Now that spring has finally sprung, the summer internship season is nearly upon us and the topic of unpaid internships is timely. After years of relative legal obscurity, unpaid internships have been the source of several lawsuits over the past few years challenging the legality of engaging “interns” to perform services without pay under the federal Fair Labor Standards Act and similar state laws.

Much of the litigation began after the U.S. Department of Labor issued a fact sheet on the topic in the spring of 2010. This fact sheet begins by noting that anyone who is performing “work” is presumptively an employee entitled to the legally mandated minimum-wage and overtime pay. However, under certain circumstances, the DOL recognizes that unpaid internships are legally permissible, but only where the following criteria are met:

1. The internship, even though it includes actual operation of the facilities of the employer, is similar to training which would be given in an educational environment;

2. The internship experience is for the benefit of the intern;

3. The intern does not displace regular employees, but works under close supervision of existing staff;

4. The employer that provides the training derives no immediate advantage from the activities of the intern; and on occasion its operations may actually be impeded;

5. The intern is not necessarily entitled to a job at the conclusion of the internship; and

6. The employer and the intern understand that the intern is not entitled to wages for the time spent in the internship.

As noted by the DOL, “[i]f all of the factors listed above are met, an employment relationship does not exist under the FLSA” and the intern need not be paid.

Significantly, the DOL limited this guidance to “for-profit” institutions—unpaid internships at non-profit and public-sector institutions are likely to face far less scrutiny. See, e.g., Hill v. Watson, 13 C 6106, 2014 WL 440371 (N.D. Ill. Feb. 4, 2014).

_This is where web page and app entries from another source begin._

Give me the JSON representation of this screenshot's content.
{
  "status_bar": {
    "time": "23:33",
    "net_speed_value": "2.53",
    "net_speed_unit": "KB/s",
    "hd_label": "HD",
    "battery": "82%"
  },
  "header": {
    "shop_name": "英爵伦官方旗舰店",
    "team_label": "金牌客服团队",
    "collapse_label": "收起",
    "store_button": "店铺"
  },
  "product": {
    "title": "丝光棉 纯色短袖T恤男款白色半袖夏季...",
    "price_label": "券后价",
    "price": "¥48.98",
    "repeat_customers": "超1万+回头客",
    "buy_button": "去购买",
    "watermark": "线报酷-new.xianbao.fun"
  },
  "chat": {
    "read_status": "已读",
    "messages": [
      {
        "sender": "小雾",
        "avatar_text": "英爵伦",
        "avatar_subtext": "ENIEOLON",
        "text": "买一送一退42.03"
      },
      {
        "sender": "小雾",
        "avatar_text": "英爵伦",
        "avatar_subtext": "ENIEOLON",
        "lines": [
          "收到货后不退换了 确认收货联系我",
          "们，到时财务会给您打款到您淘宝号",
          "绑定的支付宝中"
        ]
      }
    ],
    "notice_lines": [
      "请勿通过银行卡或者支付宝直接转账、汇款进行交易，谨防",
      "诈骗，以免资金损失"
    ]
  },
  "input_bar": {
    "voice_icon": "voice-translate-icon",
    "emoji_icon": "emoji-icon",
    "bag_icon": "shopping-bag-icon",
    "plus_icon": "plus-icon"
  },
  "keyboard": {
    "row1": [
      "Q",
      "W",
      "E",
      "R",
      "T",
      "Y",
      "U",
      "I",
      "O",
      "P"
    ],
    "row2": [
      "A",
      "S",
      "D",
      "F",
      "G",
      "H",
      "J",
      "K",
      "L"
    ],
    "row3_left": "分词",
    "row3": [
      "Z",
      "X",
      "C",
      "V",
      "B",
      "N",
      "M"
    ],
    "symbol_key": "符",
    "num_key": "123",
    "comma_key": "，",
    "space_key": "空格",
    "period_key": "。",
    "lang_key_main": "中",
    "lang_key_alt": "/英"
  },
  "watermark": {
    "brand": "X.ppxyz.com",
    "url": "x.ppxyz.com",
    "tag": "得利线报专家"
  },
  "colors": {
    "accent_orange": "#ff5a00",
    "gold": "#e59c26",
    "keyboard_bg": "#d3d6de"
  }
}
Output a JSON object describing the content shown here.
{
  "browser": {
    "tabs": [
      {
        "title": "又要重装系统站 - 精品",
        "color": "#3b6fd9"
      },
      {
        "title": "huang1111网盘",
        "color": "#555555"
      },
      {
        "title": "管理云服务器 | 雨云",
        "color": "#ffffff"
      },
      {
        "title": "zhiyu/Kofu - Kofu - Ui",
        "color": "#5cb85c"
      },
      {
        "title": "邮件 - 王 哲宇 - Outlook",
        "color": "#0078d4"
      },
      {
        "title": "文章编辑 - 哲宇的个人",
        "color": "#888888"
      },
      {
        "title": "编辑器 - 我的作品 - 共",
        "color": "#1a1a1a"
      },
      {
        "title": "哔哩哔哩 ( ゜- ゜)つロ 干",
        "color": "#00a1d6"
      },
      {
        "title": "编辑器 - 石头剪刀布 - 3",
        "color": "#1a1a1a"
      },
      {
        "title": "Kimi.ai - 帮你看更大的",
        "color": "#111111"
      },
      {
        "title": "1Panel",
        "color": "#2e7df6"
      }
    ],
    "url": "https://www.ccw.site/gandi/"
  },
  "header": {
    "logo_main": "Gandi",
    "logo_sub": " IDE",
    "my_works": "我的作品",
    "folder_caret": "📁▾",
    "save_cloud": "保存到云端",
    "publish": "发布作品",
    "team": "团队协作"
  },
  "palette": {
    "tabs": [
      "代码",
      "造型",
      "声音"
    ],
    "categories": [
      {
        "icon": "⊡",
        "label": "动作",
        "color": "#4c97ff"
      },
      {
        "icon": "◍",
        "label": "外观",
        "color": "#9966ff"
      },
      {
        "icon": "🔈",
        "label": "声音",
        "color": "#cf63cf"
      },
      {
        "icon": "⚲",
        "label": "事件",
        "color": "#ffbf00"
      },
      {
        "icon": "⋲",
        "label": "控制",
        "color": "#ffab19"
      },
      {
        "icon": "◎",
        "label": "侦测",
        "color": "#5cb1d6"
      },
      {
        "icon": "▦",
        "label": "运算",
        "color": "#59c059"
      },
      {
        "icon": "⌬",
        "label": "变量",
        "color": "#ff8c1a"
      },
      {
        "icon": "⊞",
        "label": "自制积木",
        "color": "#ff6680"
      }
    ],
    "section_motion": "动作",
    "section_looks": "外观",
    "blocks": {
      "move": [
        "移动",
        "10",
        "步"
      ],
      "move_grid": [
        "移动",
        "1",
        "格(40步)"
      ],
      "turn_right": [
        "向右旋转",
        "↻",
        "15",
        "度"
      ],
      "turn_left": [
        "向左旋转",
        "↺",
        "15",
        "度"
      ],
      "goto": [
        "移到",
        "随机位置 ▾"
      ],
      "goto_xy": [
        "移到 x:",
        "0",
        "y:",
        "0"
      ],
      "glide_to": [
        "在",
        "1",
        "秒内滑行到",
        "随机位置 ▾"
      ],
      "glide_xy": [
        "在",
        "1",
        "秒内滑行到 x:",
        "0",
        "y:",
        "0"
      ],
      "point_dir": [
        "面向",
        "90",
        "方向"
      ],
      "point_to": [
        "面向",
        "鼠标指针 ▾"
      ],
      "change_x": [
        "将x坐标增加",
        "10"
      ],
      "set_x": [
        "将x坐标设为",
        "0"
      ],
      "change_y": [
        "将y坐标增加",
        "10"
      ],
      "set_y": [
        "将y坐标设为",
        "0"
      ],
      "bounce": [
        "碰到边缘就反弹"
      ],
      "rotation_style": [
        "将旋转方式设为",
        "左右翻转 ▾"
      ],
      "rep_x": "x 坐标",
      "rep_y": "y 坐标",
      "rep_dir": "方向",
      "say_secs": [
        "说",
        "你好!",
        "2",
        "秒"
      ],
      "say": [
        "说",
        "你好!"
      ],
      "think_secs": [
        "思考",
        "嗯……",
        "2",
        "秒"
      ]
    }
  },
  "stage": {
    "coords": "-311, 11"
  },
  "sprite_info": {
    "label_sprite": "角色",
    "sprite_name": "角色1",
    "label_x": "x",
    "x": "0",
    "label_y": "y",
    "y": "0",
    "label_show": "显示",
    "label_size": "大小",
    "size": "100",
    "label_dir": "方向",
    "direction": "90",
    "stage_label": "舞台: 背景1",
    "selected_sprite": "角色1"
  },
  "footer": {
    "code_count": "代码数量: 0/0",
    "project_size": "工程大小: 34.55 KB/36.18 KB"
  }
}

Many employers have viewed the test promulgated by the DOL as too strict and are currently challenging it in court. While the DOL test has not met with unanimous approval in the courts, to date no court has rejected it outright, and the Second Circuit is set to weigh in on it sometime soon. See Wang v. The Hearst Corp., No. 13-2616 (2nd Cir.) and Glatt v. Fox Searchlight Pictures Inc., No. 13-4481 (2d Cir.).